onions suspected in North Bay's E. coli outbreak
of Article: http://www.cbc.ca/health/story/2009/06/22/e-coli-north-bay.html
Last Updated: Monday, June 22, 2009 | 3:16 PM ET
North Bay's outbreak was the largest of its kind in
Ontario since seven people died and about 2,500 others fell ill from
water tainted with the same strain in Walkerton, Ont., in May 2000. (CBC)
Contaminated onions were likely behind an outbreak of E. coli at a
fast-food restaurant in North Bay, Ont., that sickened 235 people last
fall, health officials announced Monday.
A Harvey's restaurant was shut down from Oct. 12 to Nov. 12 after health
officials linked it to the outbreak of E. coli O157:H7, which causes
severe abdominal cramping and sometimes bloody diarrhea.
On Monday, health officials with the North Bay Parry Sound District
Health Unit released the findings of their investigation, which concluded
"inconsistent" cleaning could be to blame.
"The epidemiological investigation indicated that this outbreak
was caused by a point source at the Harvey’s restaurant in North Bay,
most likely contaminated onions," the report's authors wrote.
"Although the initial source of the contamination was not
identified, the risk of exposure lingered on-site for about a week.
Inconsistent cleaning of the onion dicer may have perpetuated the
contamination for several days."
The suspected onion could not be confirmed through environmental
testing, food sampling and tests of staff and contacts, said Dr. Jim
Chirico, acting medical officer of health for the North Bay Parry Sound
District Health Unit.
Onion was considered the most likely source of contamination, based
on a statistical analysis comparing what those who fell ill ate versus
controls who did not fall ill.
It is very common that the source is never identified in such
investigations since E. coli symptoms show up one to 10 days (and an

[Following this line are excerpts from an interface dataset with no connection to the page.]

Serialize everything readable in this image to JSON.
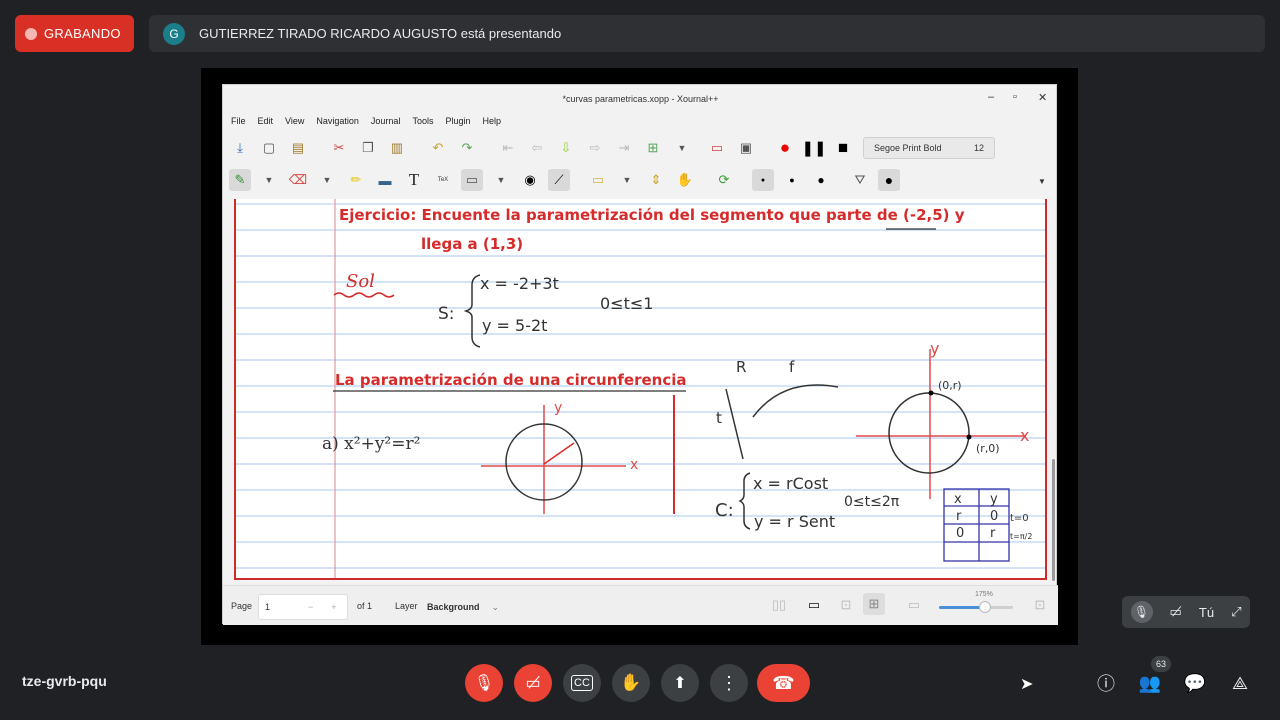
{
  "meet": {
    "recording_label": "GRABANDO",
    "presenter_initial": "G",
    "presenter_text": "GUTIERREZ TIRADO RICARDO AUGUSTO está presentando",
    "meeting_code": "tze-gvrb-pqu",
    "participants_count": "63",
    "self_label": "Tú"
  },
  "app": {
    "window_title": "*curvas parametricas.xopp - Xournal++",
    "menu": [
      "File",
      "Edit",
      "View",
      "Navigation",
      "Journal",
      "Tools",
      "Plugin",
      "Help"
    ],
    "font_name": "Segoe Print Bold",
    "font_size": "12",
    "status": {
      "page_label": "Page",
      "page_value": "1",
      "of_label": "of 1",
      "layer_label": "Layer",
      "layer_value": "Background",
      "zoom": "175%"
    }
  },
  "notes": {
    "exercise_line1": "Ejercicio: Encuente la parametrización del segmento que parte de (-2,5) y",
    "exercise_line2": "llega a (1,3)",
    "sol_mark": "Sol",
    "seg_label": "S:",
    "seg_eq1": "x = -2+3t",
    "seg_eq2": "y = 5-2t",
    "seg_range": "0≤t≤1",
    "circle_title": "La parametrización de una circunferencia",
    "eq_a": "a) x²+y²=r²",
    "axis_y": "y",
    "axis_x": "x",
    "map_R": "R",
    "map_f": "f",
    "map_t": "t",
    "c_label": "C:",
    "c_eq1": "x = rCost",
    "c_eq2": "y = r Sent",
    "c_range": "0≤t≤2π",
    "pt_top": "(0,r)",
    "pt_right": "(r,0)",
    "table": [
      [
        "x",
        "y"
      ],
      [
        "r",
        "0"
      ],
      [
        "0",
        "r"
      ]
    ],
    "t_note1": "t=0",
    "t_note2": "t=π/2"
  },
  "colors": {
    "red_ink": "#d62b2b",
    "page_lines": "#a9c9ec",
    "margin": "#e39a9a",
    "blue_ink": "#3333aa",
    "meet_red": "#ea4335"
  }
}
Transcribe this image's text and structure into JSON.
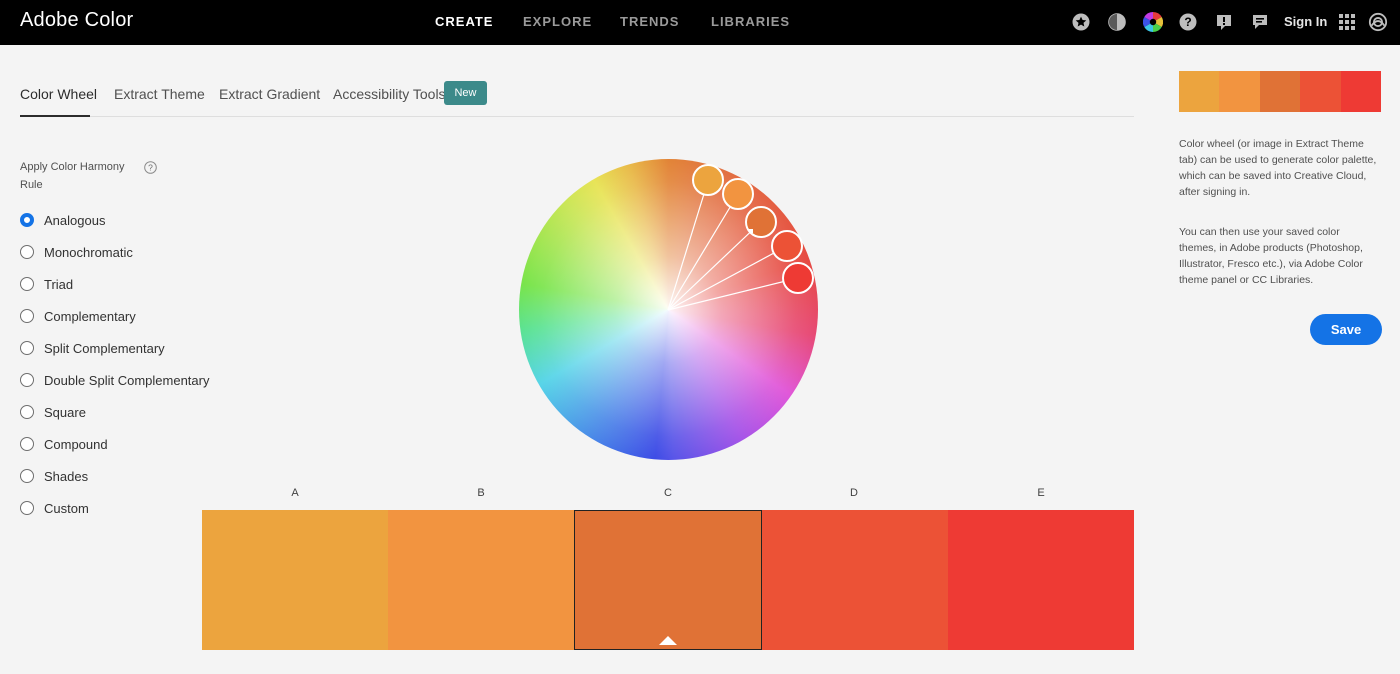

average of three to four days) after the contaminated food is eaten, and
the source is often gone by then.
In this outbreak, exposure to the onions peaked Oct. 5-10 — several
days before people sought medical attention and the health unit learned
of the cases.
No deaths occurred during the outbreak.
Of the 235 people sickened, 93 reported bloody diarrhea, 26 were
hospitalized and one case of hemolytic uremic syndrome (HUS) in a child
HUS is a life-threatening condition that is treated in hospital intensive-care
units. It kills three to five per cent of those afflicted.
Some people who recover may have to contend with lifelong
complications that can include blindness, paralysis and kidney failure.
The investigation spanned 10 health units in Ontario and one other
province, with local, provincial, national and international experts
Chirico noted public awareness of the outbreak seemed to pay off,
since the rate of secondary infections (people infected by others) was
only five per cent, compared with an average of 10 per cent in previous
For future restaurant-based outbreaks, the report's authors
recommended investigating cases among patrons and employees
simultaneously, with stool samples collected from employees as soon the
restaurant is closed to increase the likelihood of identifying infected
They also recommended that:
equipment should be thoroughly cleaned regularly to prevent buildup
safety gloves, which were used at Harvey's, should be avoided or
covered with single-use latex gloves.
steel-mesh gloves can harbour bacteria, they should be cleaned and
with multiple parts should be completely disassembled prior to
a cleaning schedule for the dicer may focus employees' attention on
its proper cleaning.
Consistent application of cleaning policies and procedures is the
issue, said Peter Jekel, the health unit's director of environmental
health, noting Harvey's has been compliant and diligent in adhering to
sanitation practices since the incident.
As for lessons learned from the outbreak, Chirico said it showed why
it's so important for food handlers to stay home when sick and to be
diligent about hygiene and hand washing.
"When you think of how many millions and millions of products
are consumed on a daily basis, and we have not had real explosion of
outbreaks, I think that speaks to the safety system that we do
have," Chirico told a news conference.
North Bay had one confirmed case of E. coli O157:H7 each year between
2005 and 2007.
The report was produced in collaboration with the Public Health
Agency of Canada's Canadian Field Epidemiology Program.